Respiratory rate x (tidal volume - deadspace)


What is regional ventilation?

Ventilation in specific regions of the lung


What is minute ventilation?

Respiratory rate x tidal volume


What is functional residual capacity?

Resting volume of the lung at the end of tidal breaths


What is the difference between atelectasis and lung collapse?

- Atelectasis is the collapse of alveoli
- Lung collapse is the collapse of whole regions of the lung


What is FRC a balance of?

- Inward elastic recoil of the lungs
- Springing out of the ribcage


What is closing capacity?

Volume of gas in the lungs at the time when small airways in the dependent portions (lower portions) of the lungs close during maximal exhalation


Why is pleural pressure less negative at the bottom of the lungs?

Because gravity pulls down the weight of the lung, making the space bigger (i.e. less pressure)


How is closing capacity measured?

Single breath nitrogen test


What factors does closing capacity increase with?

Age, COPD, smoking (loss of elastic recoil)


What is the relationship between closing capacity and body position?

- Higher when standing upright
- Lower when supine


What occurs when CC > FRC?

Dependent airway closure occurs during tidal breathing, i.e. much more likely to get lung collapse in those airways


What is the difference between CC and equal pressure point?

- CC is a volume
- EPP is where pleural pressure & pressure within alveoli are equal causing dynamic collapse (pressure-related, nothing to do with dependence/non-dependence)


What are the causes of reduced lung volume?

- External compression of lung tissue
- Reduced chest wall compliance
- Reduced central drive
- Decreased ability of respiratory muscles to generate force
- Loss of alveolar volume


What can cause external compression of lung tissue?

- Pleural space: Pleural effusion, empyema (pus), pneumothorax
- Abdomen: ascites (fluid), pregnancy, obesity
- Rib cage: Posture, flail segment, kyphoscoliosis


What causes reduced chest wall compliance?

- Kyphoscoliosis
- Obesity
- Pregnancy
- Age


What causes reduced central drive?

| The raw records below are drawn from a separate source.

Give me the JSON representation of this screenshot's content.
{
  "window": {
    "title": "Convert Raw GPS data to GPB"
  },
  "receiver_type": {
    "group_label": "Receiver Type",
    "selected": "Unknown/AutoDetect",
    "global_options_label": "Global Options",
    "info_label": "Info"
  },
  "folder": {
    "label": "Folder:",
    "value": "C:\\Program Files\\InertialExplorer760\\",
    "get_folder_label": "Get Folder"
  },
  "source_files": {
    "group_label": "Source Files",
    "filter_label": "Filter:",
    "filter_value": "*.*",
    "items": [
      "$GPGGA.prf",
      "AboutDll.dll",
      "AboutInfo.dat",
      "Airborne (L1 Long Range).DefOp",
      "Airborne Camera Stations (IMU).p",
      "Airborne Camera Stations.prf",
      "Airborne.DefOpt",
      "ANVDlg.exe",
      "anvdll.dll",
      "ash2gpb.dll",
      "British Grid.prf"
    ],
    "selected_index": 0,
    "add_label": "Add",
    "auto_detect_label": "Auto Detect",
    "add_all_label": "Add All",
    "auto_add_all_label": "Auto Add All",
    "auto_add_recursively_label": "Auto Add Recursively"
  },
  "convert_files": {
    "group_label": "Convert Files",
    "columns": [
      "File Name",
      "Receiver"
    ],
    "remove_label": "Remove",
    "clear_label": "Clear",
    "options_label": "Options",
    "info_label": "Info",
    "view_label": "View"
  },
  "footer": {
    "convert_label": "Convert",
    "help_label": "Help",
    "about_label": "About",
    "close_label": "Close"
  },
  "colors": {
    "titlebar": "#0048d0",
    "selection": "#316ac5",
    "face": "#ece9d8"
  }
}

- Altered patterns of breathing
- Brainstem injury (medulla)
- Often causes reduction in tidal volume


What are some of the different patterns of reduced central drive?

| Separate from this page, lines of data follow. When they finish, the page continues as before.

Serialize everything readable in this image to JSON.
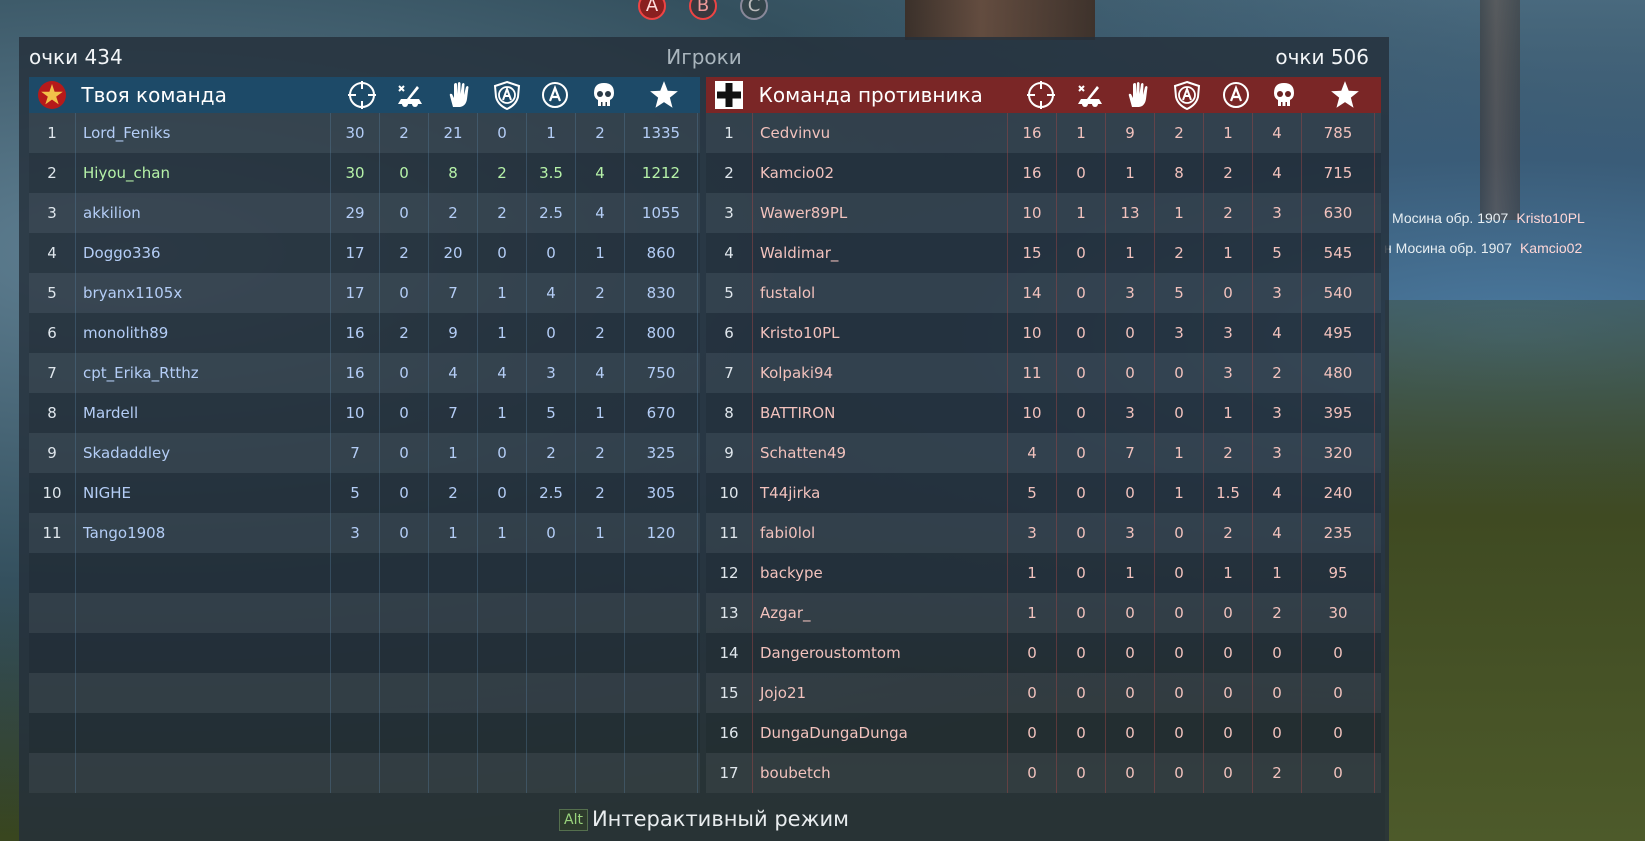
{
  "capture_points": [
    "A",
    "B",
    "C"
  ],
  "killfeed": [
    {
      "weapon": "Мосина обр. 1907",
      "victim": "Kristo10PL"
    },
    {
      "weapon": "н Мосина обр. 1907",
      "victim": "Kamcio02"
    }
  ],
  "scoreboard": {
    "title": "Игроки",
    "ally_score_label": "очки 434",
    "enemy_score_label": "очки 506",
    "ally_team_name": "Твоя команда",
    "enemy_team_name": "Команда противника",
    "column_icons": [
      "crosshair-icon",
      "artillery-icon",
      "hand-icon",
      "shield-a-icon",
      "circle-a-icon",
      "skull-icon",
      "star-icon"
    ],
    "colors": {
      "ally_header": "#1d4a68",
      "enemy_header": "#7a2626",
      "ally_text": "#b4cdf6",
      "highlight_text": "#b6f2a8",
      "enemy_text": "#f2c2bd"
    },
    "ally_players": [
      {
        "num": "1",
        "name": "Lord_Feniks",
        "stats": [
          "30",
          "2",
          "21",
          "0",
          "1",
          "2",
          "1335"
        ]
      },
      {
        "num": "2",
        "name": "Hiyou_chan",
        "stats": [
          "30",
          "0",
          "8",
          "2",
          "3.5",
          "4",
          "1212"
        ]
      },
      {
        "num": "3",
        "name": "akkilion",
        "stats": [
          "29",
          "0",
          "2",
          "2",
          "2.5",
          "4",
          "1055"
        ]
      },
      {
        "num": "4",
        "name": "Doggo336",
        "stats": [
          "17",
          "2",
          "20",
          "0",
          "0",
          "1",
          "860"
        ]
      },
      {
        "num": "5",
        "name": "bryanx1105x",
        "stats": [
          "17",
          "0",
          "7",
          "1",
          "4",
          "2",
          "830"
        ]
      },
      {
        "num": "6",
        "name": "monolith89",
        "stats": [
          "16",
          "2",
          "9",
          "1",
          "0",
          "2",
          "800"
        ]
      },
      {
        "num": "7",
        "name": "cpt_Erika_Rtthz",
        "stats": [
          "16",
          "0",
          "4",
          "4",
          "3",
          "4",
          "750"
        ]
      },
      {
        "num": "8",
        "name": "Mardell",
        "stats": [
          "10",
          "0",
          "7",
          "1",
          "5",
          "1",
          "670"
        ]
      },
      {
        "num": "9",
        "name": "Skadaddley",
        "stats": [
          "7",
          "0",
          "1",
          "0",
          "2",
          "2",
          "325"
        ]
      },
      {
        "num": "10",
        "name": "NIGHE",
        "stats": [
          "5",
          "0",
          "2",
          "0",
          "2.5",
          "2",
          "305"
        ]
      },
      {
        "num": "11",
        "name": "Tango1908",
        "stats": [
          "3",
          "0",
          "1",
          "1",
          "0",
          "1",
          "120"
        ]
      }
    ],
    "enemy_players": [
      {
        "num": "1",
        "name": "Cedvinvu",
        "stats": [
          "16",
          "1",
          "9",
          "2",
          "1",
          "4",
          "785"
        ]
      },
      {
        "num": "2",
        "name": "Kamcio02",
        "stats": [
          "16",
          "0",
          "1",
          "8",
          "2",
          "4",
          "715"
        ]
      },
      {
        "num": "3",
        "name": "Wawer89PL",
        "stats": [
          "10",
          "1",
          "13",
          "1",
          "2",
          "3",
          "630"
        ]
      },
      {
        "num": "4",
        "name": "Waldimar_",
        "stats": [
          "15",
          "0",
          "1",
          "2",
          "1",
          "5",
          "545"
        ]
      },
      {
        "num": "5",
        "name": "fustalol",
        "stats": [
          "14",
          "0",
          "3",
          "5",
          "0",
          "3",
          "540"
        ]
      },
      {
        "num": "6",
        "name": "Kristo10PL",
        "stats": [
          "10",
          "0",
          "0",
          "3",
          "3",
          "4",
          "495"
        ]
      },
      {
        "num": "7",
        "name": "Kolpaki94",
        "stats": [
          "11",
          "0",
          "0",
          "0",
          "3",
          "2",
          "480"
        ]
      },
      {
        "num": "8",
        "name": "BATTIRON",
        "stats": [
          "10",
          "0",
          "3",
          "0",
          "1",
          "3",
          "395"
        ]
      },
      {
        "num": "9",
        "name": "Schatten49",
        "stats": [
          "4",
          "0",
          "7",
          "1",
          "2",
          "3",
          "320"
        ]
      },
      {
        "num": "10",
        "name": "T44jirka",
        "stats": [
          "5",
          "0",
          "0",
          "1",
          "1.5",
          "4",
          "240"
        ]
      },
      {
        "num": "11",
        "name": "fabi0lol",
        "stats": [
          "3",
          "0",
          "3",
          "0",
          "2",
          "4",
          "235"
        ]
      },
      {
        "num": "12",
        "name": "backype",
        "stats": [
          "1",
          "0",
          "1",
          "0",
          "1",
          "1",
          "95"
        ]
      },
      {
        "num": "13",
        "name": "Azgar_",
        "stats": [
          "1",
          "0",
          "0",
          "0",
          "0",
          "2",
          "30"
        ]
      },
      {
        "num": "14",
        "name": "Dangeroustomtom",
        "stats": [
          "0",
          "0",
          "0",
          "0",
          "0",
          "0",
          "0"
        ]
      },
      {
        "num": "15",
        "name": "Jojo21",
        "stats": [
          "0",
          "0",
          "0",
          "0",
          "0",
          "0",
          "0"
        ]
      },
      {
        "num": "16",
        "name": "DungaDungaDunga",
        "stats": [
          "0",
          "0",
          "0",
          "0",
          "0",
          "0",
          "0"
        ]
      },
      {
        "num": "17",
        "name": "boubetch",
        "stats": [
          "0",
          "0",
          "0",
          "0",
          "0",
          "2",
          "0"
        ]
      }
    ],
    "highlight_player_index": 1,
    "footer_key": "Alt",
    "footer_label": "Интерактивный режим"
  }
}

- Cheyne-Stokes (just before death, breathing all over the place)
- Biot's breathing


What decreases the ability of respiratory muscles to generate force?

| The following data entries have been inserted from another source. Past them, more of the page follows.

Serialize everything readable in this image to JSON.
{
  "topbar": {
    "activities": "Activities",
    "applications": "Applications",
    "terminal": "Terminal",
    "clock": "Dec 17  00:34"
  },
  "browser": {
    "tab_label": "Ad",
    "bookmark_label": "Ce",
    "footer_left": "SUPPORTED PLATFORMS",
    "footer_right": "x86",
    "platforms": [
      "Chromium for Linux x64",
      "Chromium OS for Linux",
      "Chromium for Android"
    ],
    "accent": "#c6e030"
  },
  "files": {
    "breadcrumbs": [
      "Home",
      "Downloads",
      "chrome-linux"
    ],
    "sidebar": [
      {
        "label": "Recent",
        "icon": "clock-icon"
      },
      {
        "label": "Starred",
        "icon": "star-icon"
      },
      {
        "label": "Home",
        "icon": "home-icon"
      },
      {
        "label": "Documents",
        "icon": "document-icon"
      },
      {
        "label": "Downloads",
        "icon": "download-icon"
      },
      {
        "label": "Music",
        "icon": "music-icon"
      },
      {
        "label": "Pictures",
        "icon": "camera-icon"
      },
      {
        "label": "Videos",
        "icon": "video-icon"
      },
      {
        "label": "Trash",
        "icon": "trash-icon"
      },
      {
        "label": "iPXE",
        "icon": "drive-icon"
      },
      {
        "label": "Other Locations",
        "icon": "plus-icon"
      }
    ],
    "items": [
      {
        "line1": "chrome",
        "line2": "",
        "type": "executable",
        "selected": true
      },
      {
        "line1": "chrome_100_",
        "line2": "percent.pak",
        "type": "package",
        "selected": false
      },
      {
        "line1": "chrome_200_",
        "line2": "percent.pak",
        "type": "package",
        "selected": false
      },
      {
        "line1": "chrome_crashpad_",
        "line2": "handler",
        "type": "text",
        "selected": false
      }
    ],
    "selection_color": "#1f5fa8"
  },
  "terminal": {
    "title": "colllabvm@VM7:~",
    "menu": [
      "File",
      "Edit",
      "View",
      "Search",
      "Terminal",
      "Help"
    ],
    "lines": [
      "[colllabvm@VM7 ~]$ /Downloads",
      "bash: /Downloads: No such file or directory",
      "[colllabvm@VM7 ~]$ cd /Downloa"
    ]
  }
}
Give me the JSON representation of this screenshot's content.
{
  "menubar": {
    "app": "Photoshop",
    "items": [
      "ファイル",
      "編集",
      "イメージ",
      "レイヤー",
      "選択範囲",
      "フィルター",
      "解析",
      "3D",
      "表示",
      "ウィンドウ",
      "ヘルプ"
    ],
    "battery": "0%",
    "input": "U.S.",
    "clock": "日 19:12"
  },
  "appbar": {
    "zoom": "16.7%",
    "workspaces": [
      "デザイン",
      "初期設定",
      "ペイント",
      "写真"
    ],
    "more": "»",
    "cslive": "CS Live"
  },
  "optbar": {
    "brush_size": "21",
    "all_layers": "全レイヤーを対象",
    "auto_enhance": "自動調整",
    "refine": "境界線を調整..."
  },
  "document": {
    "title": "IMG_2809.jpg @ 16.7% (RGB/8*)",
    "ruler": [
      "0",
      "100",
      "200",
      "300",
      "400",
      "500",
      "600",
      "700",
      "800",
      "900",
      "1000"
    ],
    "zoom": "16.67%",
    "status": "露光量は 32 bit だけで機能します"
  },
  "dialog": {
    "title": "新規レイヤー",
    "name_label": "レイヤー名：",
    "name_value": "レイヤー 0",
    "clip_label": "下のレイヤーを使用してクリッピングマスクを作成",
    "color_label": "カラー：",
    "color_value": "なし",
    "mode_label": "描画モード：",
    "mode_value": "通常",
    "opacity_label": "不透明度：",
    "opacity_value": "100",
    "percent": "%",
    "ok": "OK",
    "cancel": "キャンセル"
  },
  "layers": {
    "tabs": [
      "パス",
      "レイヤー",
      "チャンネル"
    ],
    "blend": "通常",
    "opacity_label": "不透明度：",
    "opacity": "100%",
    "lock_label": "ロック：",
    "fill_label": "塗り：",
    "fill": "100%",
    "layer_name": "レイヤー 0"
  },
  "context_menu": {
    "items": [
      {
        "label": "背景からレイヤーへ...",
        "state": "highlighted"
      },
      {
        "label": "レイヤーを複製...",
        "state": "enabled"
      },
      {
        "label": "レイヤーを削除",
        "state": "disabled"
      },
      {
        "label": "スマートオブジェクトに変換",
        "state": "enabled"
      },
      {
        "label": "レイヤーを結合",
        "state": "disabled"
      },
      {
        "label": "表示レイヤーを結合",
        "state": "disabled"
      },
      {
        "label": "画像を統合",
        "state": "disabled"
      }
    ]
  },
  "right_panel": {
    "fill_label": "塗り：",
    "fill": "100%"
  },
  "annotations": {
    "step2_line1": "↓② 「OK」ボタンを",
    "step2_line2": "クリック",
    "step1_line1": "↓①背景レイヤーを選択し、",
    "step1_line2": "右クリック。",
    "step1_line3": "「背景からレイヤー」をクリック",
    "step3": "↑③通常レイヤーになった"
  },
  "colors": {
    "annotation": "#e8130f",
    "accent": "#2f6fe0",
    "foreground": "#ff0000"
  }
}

- Neuromuscular disease (MND, stroke, spinal injury, phrenic nerve palsy)
- Deconditioning or fatigue (mechanical ventilation, COPD, illness)


What is required in order for the lungs to remain compliant?

- Elasticity
- Surfactant


What causes loss of alveolar volume?

- Post-op atelectasis
- Mucus plugging
- Removal of lung tissue


How is laparoscopic abdominal surgery different to open laparotomy?

- Less pain
- Less analgesic requirements
- Improved mobility
- Reduced hospital length of stay
- Lower incidence of post-op pulmonary complication (PPC)


What type of pain is laparoscopic surgery associated with?

Shoulder tip pain
- cause uncertain
- may be related to CO2 insufflation, irritation of diaphragm or peritoneum
- often worse with deep breathing


Why do physios not routinely assess patients following laparoscopic procedures?

They are low risk, shoulder tip pain is non-mechanical (i.e. can't be fixed with physio)


What are examples of upper abdominal surgery?

- Splenectomy
- Liver resection
- Oesophagectomy (2 incisions, higher risk)
- Head of pancreas (2 incisions, higher risk)


What are examples of lower abdominal surgery?

- Colectomy
- Nephrectomy


What is an example of vascular abdominal surgery?

- Abdominal aortic aneurysm (AAA) repair & grafting
- High risk of PPC due to smoking history


What are some of the potential complications of surgery?

- Respiratory complications
- Wound infection
- Bleeding/haemorrhage
- Cardiovascular problems
- Pulmonary embolus
- Renal failure
- Nausea/vomiting
- Psychosis
- Reduced gut mobility
- Musculoskeletal problems
- Exacerbation of pre-existing conditions


What surgeries are most commonly associated with PPCs?

Upper abdominal surgery & cardiothoracic surgery


What are the criteria for PPCs (requires 4 or more to be classified as PPC)?

1. CXR report of collapse/consolidation
2. Maximal oral temperature >38 deg for >1 consecutive days post op
3. SpO2 <90% on >1 consecutive day post op
4. Yellow/green sputum different to pre-op
5. Infection on sputum culture report
6. Unexplained high white cell count or prescription of antibiotic for respiratory infection
7. New abnormal breath sounds
8. Physician diagnosis of PPC